The response should be the data again, identical in every line.

--------------------------------

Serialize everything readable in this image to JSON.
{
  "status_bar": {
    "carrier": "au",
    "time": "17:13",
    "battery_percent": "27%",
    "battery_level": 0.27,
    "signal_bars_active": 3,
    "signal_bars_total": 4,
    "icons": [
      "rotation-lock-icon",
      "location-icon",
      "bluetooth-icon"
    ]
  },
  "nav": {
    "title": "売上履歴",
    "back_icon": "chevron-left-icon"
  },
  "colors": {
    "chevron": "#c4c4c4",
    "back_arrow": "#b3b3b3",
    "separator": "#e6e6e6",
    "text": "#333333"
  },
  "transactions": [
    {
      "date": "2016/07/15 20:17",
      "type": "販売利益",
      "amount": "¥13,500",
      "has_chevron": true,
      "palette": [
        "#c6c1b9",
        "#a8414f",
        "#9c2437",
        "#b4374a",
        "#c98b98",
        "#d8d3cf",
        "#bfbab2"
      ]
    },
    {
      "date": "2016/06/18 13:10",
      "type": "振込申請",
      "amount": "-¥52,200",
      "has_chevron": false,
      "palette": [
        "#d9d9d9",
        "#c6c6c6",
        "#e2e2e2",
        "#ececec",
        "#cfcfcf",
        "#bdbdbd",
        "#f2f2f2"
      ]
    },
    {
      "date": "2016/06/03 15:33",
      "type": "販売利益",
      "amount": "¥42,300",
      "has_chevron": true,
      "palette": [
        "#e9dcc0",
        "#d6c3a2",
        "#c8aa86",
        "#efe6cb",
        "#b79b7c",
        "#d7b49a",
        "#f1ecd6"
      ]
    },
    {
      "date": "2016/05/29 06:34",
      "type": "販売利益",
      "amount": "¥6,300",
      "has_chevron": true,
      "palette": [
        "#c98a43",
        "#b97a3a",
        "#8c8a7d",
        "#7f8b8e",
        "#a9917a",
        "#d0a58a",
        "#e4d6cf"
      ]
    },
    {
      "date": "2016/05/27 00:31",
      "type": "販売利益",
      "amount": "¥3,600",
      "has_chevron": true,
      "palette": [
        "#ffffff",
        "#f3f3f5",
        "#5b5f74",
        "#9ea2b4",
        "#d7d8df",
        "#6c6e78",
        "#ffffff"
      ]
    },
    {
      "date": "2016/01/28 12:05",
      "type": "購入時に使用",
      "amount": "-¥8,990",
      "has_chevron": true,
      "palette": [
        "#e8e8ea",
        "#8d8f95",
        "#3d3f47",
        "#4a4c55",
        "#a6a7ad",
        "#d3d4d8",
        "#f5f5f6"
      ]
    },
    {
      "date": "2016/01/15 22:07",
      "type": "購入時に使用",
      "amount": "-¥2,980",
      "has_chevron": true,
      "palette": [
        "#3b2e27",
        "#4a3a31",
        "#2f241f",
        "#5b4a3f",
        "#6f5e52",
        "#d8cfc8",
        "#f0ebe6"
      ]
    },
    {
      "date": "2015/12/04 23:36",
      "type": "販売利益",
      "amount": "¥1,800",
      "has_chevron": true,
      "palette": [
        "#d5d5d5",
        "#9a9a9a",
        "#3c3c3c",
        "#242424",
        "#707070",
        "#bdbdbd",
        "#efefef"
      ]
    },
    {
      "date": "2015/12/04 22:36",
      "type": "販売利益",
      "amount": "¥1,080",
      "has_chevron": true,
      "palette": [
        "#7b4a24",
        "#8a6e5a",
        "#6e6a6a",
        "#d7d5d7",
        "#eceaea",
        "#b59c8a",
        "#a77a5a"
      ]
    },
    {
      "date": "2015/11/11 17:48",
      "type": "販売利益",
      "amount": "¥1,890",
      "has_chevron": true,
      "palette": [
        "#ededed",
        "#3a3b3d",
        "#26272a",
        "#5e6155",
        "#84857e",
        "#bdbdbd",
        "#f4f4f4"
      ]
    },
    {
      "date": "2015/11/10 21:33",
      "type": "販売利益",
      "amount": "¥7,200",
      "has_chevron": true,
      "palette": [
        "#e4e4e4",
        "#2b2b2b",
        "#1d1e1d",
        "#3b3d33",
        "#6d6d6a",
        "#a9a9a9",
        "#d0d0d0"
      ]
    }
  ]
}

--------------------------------

SOLUTION FOR THIS PROBLEM>
Serialize everything readable in this image to JSON.
{
  "status_bar": {
    "carrier": "au",
    "time": "17:13",
    "battery_percent": "27%",
    "battery_level": 0.27,
    "signal_bars_active": 3,
    "signal_bars_total": 4,
    "icons": [
      "rotation-lock-icon",
      "location-icon",
      "bluetooth-icon"
    ]
  },
  "nav": {
    "title": "売上履歴",
    "back_icon": "chevron-left-icon"
  },
  "colors": {
    "chevron": "#c4c4c4",
    "back_arrow": "#b3b3b3",
    "separator": "#e6e6e6",
    "text": "#333333"
  },
  "transactions": [
    {
      "date": "2016/07/15 20:17",
      "type": "販売利益",
      "amount": "¥13,500",
      "has_chevron": true,
      "palette": [
        "#c6c1b9",
        "#a8414f",
        "#9c2437",
        "#b4374a",
        "#c98b98",
        "#d8d3cf",
        "#bfbab2"
      ]
    },
    {
      "date": "2016/06/18 13:10",
      "type": "振込申請",
      "amount": "-¥52,200",
      "has_chevron": false,
      "palette": [
        "#d9d9d9",
        "#c6c6c6",
        "#e2e2e2",
        "#ececec",
        "#cfcfcf",
        "#bdbdbd",
        "#f2f2f2"
      ]
    },
    {
      "date": "2016/06/03 15:33",
      "type": "販売利益",
      "amount": "¥42,300",
      "has_chevron": true,
      "palette": [
        "#e9dcc0",
        "#d6c3a2",
        "#c8aa86",
        "#efe6cb",
        "#b79b7c",
        "#d7b49a",
        "#f1ecd6"
      ]
    },
    {
      "date": "2016/05/29 06:34",
      "type": "販売利益",
      "amount": "¥6,300",
      "has_chevron": true,
      "palette": [
        "#c98a43",
        "#b97a3a",
        "#8c8a7d",
        "#7f8b8e",
        "#a9917a",
        "#d0a58a",
        "#e4d6cf"
      ]
    },
    {
      "date": "2016/05/27 00:31",
      "type": "販売利益",
      "amount": "¥3,600",
      "has_chevron": true,
      "palette": [
        "#ffffff",
        "#f3f3f5",
        "#5b5f74",
        "#9ea2b4",
        "#d7d8df",
        "#6c6e78",
        "#ffffff"
      ]
    },
    {
      "date": "2016/01/28 12:05",
      "type": "購入時に使用",
      "amount": "-¥8,990",
      "has_chevron": true,
      "palette": [
        "#e8e8ea",
        "#8d8f95",
        "#3d3f47",
        "#4a4c55",
        "#a6a7ad",
        "#d3d4d8",
        "#f5f5f6"
      ]
    },
    {
      "date": "2016/01/15 22:07",
      "type": "購入時に使用",
      "amount": "-¥2,980",
      "has_chevron": true,
      "palette": [
        "#3b2e27",
        "#4a3a31",
        "#2f241f",
        "#5b4a3f",
        "#6f5e52",
        "#d8cfc8",
        "#f0ebe6"
      ]
    },
    {
      "date": "2015/12/04 23:36",
      "type": "販売利益",
      "amount": "¥1,800",
      "has_chevron": true,
      "palette": [
        "#d5d5d5",
        "#9a9a9a",
        "#3c3c3c",
        "#242424",
        "#707070",
        "#bdbdbd",
        "#efefef"
      ]
    },
    {
      "date": "2015/12/04 22:36",
      "type": "販売利益",
      "amount": "¥1,080",
      "has_chevron": true,
      "palette": [
        "#7b4a24",
        "#8a6e5a",
        "#6e6a6a",
        "#d7d5d7",
        "#eceaea",
        "#b59c8a",
        "#a77a5a"
      ]
    },
    {
      "date": "2015/11/11 17:48",
      "type": "販売利益",
      "amount": "¥1,890",
      "has_chevron": true,
      "palette": [
        "#ededed",
        "#3a3b3d",
        "#26272a",
        "#5e6155",
        "#84857e",
        "#bdbdbd",
        "#f4f4f4"
      ]
    },
    {
      "date": "2015/11/10 21:33",
      "type": "販売利益",
      "amount": "¥7,200",
      "has_chevron": true,
      "palette": [
        "#e4e4e4",
        "#2b2b2b",
        "#1d1e1d",
        "#3b3d33",
        "#6d6d6a",
        "#a9a9a9",
        "#d0d0d0"
      ]
    }
  ]
}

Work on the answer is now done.